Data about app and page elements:
Start of Block
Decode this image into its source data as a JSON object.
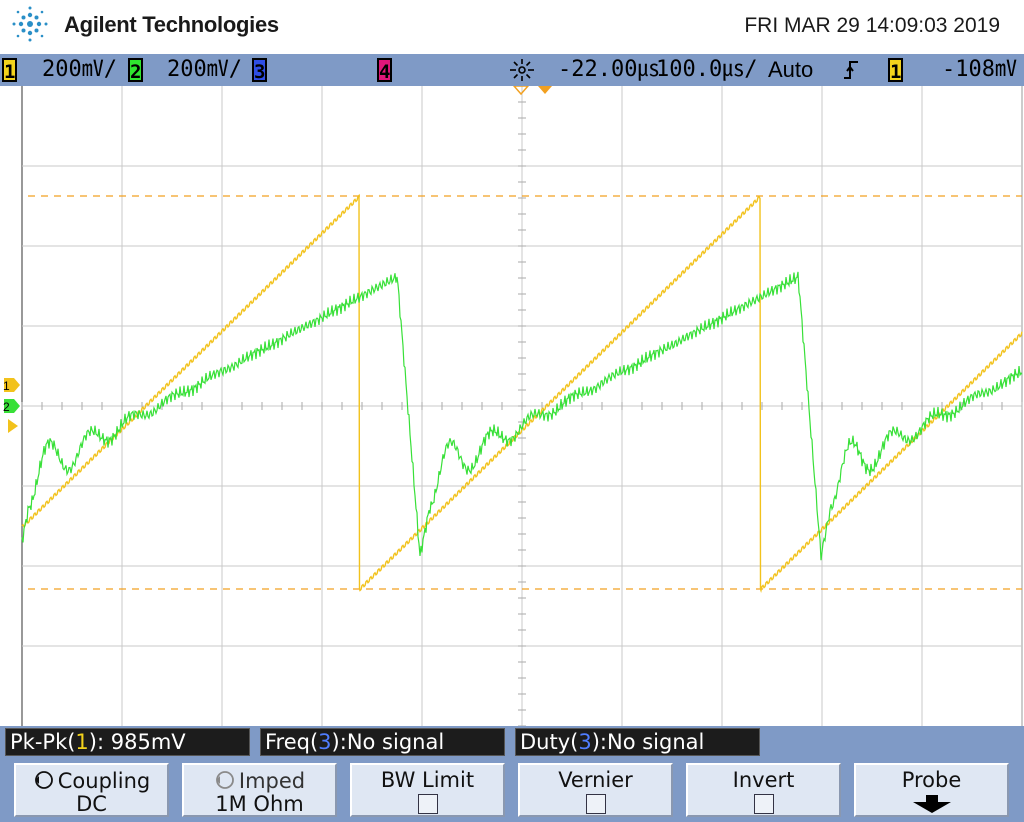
{
  "header": {
    "brand": "Agilent Technologies",
    "datetime": "FRI MAR 29 14:09:03 2019",
    "logo_icon": "agilent-spark-logo"
  },
  "status_bar": {
    "ch1": {
      "number": "1",
      "scale": "200㎷/",
      "color": "#f2d21c"
    },
    "ch2": {
      "number": "2",
      "scale": "200㎷/",
      "color": "#2fe52f"
    },
    "ch3": {
      "number": "3",
      "color": "#2f4fe6"
    },
    "ch4": {
      "number": "4",
      "color": "#e0167a"
    },
    "timebase_icon": "time-reference-icon",
    "delay": "-22.00㎲",
    "time_per_div": "100.0㎲/",
    "trigger_mode": "Auto",
    "trigger_slope_icon": "rising-edge-icon",
    "trigger_source": "1",
    "trigger_level": "-108㎷"
  },
  "display": {
    "background": "#ffffff",
    "grid_color": "#c8c8c8",
    "cursor_color": "#f2a020",
    "channel1_marker": "1",
    "channel2_marker": "2",
    "waveform_period_divisions": 4,
    "ch1_waveform": "sawtooth",
    "ch2_waveform": "sawtooth with ringing"
  },
  "measurements": [
    {
      "prefix": "Pk-Pk(",
      "channel": "1",
      "suffix": "): 985mV"
    },
    {
      "prefix": "Freq(",
      "channel": "3",
      "suffix": "):No signal"
    },
    {
      "prefix": "Duty(",
      "channel": "3",
      "suffix": "):No signal"
    }
  ],
  "softkeys": {
    "coupling": {
      "label": "Coupling",
      "value": "DC",
      "icon": "cycle-arrow-icon"
    },
    "imped": {
      "label": "Imped",
      "value": "1M Ohm",
      "icon": "cycle-arrow-icon"
    },
    "bw_limit": {
      "label": "BW Limit",
      "checked": false
    },
    "vernier": {
      "label": "Vernier",
      "checked": false
    },
    "invert": {
      "label": "Invert",
      "checked": false
    },
    "probe": {
      "label": "Probe",
      "icon": "down-arrow-icon"
    }
  }
}
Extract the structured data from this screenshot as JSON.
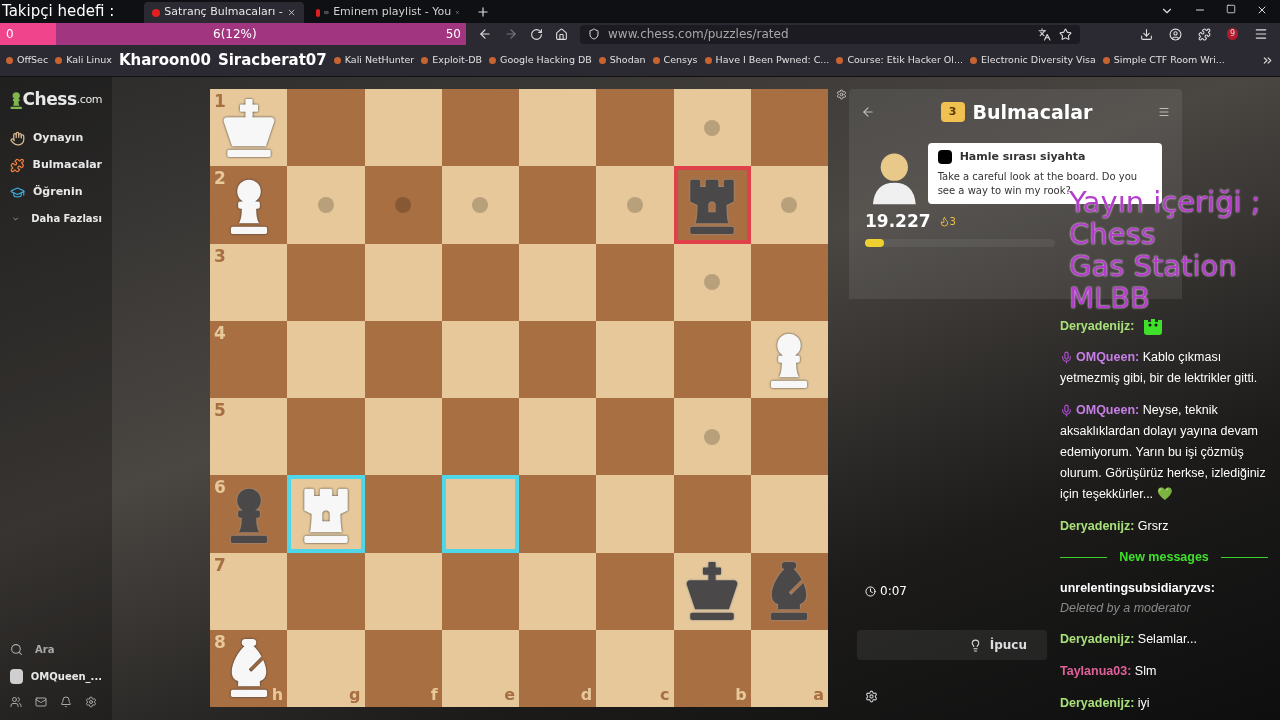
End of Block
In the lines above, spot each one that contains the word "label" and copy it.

      "label": "Coupling",
      "label": "Imped",
      "label": "BW Limit",
      "label": "Vernier",
      "label": "Invert",
      "label": "Probe",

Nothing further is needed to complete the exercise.